... reader. In the words of Antonio Hurtado de Mendoza—a seventeenth-century Spanish dramatist noted herein—everyone's writing tends to reveal Cada /oco con su fema. “What is truth?” said jesting Pilate. It is chastening to remember that ...
... readers, and sometimes audiences with many forms of expression, whether for persuasion or pleasure or both. The very recurrence of prohibitions against playing attests to the persisting life of drama. Historically, one of the signs that ...
... Readers of this book are likely to remember that Milton's typical thoughtful man fancies old romances “Where more is meant then meets the ear” (“Il Penseroso,” l. 120), and various scholars have shown that this insight may be applied ...
... readers of Jesus' example of indirection in his parables, and after many other lines on the nature and use of indirection, Wither offers the following advice to would-be interpreters of his lines: Observe them well, with enquiring, what ...
12 Fruits of Seasons Gone
15 The Cavendish Phenomenon
17 The Rising Sun
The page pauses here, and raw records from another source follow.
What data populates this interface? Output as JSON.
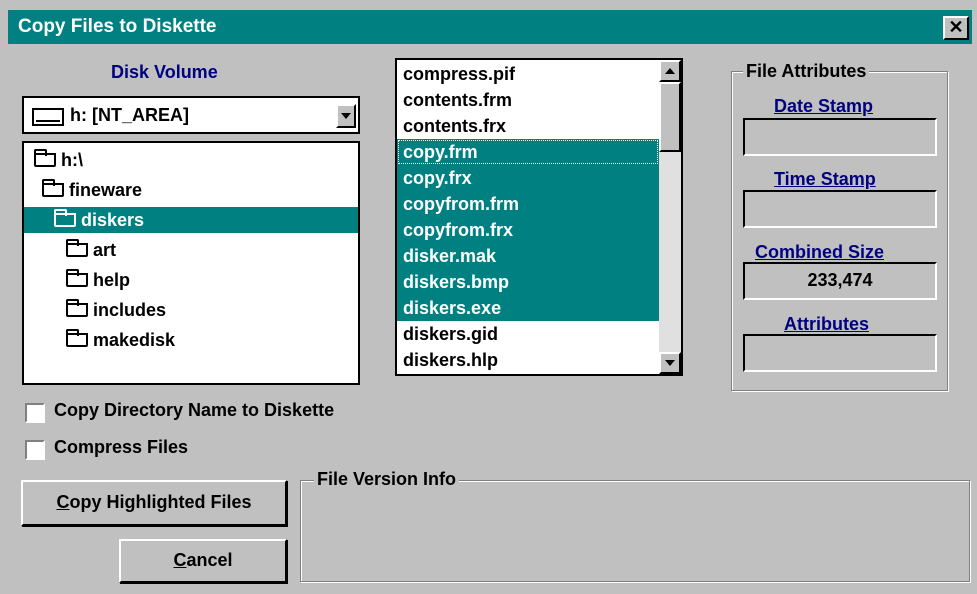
{
  "window": {
    "title": "Copy Files to Diskette",
    "close_glyph": "✕"
  },
  "disk_volume": {
    "label": "Disk Volume",
    "drive_value": "h: [NT_AREA]",
    "drive_icon": "drive-icon"
  },
  "tree": {
    "items": [
      {
        "label": "h:\\",
        "icon": "open-folder-icon",
        "selected": false
      },
      {
        "label": "fineware",
        "icon": "open-folder-icon",
        "selected": false
      },
      {
        "label": "diskers",
        "icon": "open-folder-icon",
        "selected": true
      },
      {
        "label": "art",
        "icon": "folder-icon",
        "selected": false
      },
      {
        "label": "help",
        "icon": "folder-icon",
        "selected": false
      },
      {
        "label": "includes",
        "icon": "folder-icon",
        "selected": false
      },
      {
        "label": "makedisk",
        "icon": "folder-icon",
        "selected": false
      }
    ]
  },
  "files": {
    "items": [
      {
        "name": "compress.pif",
        "selected": false
      },
      {
        "name": "contents.frm",
        "selected": false
      },
      {
        "name": "contents.frx",
        "selected": false
      },
      {
        "name": "copy.frm",
        "selected": true
      },
      {
        "name": "copy.frx",
        "selected": true
      },
      {
        "name": "copyfrom.frm",
        "selected": true
      },
      {
        "name": "copyfrom.frx",
        "selected": true
      },
      {
        "name": "disker.mak",
        "selected": true
      },
      {
        "name": "diskers.bmp",
        "selected": true
      },
      {
        "name": "diskers.exe",
        "selected": true
      },
      {
        "name": "diskers.gid",
        "selected": false
      },
      {
        "name": "diskers.hlp",
        "selected": false
      }
    ]
  },
  "file_attributes": {
    "title": "File Attributes",
    "date_stamp_label": "Date Stamp",
    "date_stamp_value": "",
    "time_stamp_label": "Time Stamp",
    "time_stamp_value": "",
    "combined_size_label": "Combined Size",
    "combined_size_value": "233,474",
    "attributes_label": "Attributes",
    "attributes_value": ""
  },
  "options": {
    "copy_dir_name_label": "Copy Directory Name to Diskette",
    "copy_dir_name_checked": false,
    "compress_label": "Compress Files",
    "compress_checked": false
  },
  "version_info": {
    "title": "File Version Info"
  },
  "buttons": {
    "copy_mnemonic": "C",
    "copy_rest": "opy Highlighted Files",
    "cancel_mnemonic": "C",
    "cancel_rest": "ancel"
  },
  "colors": {
    "accent": "#008080",
    "label_blue": "#000080",
    "face": "#c0c0c0"
  }
}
9 Mungrell Masques and Their Kin
10 The Persistence of Pastoral
11 The Craft of Translation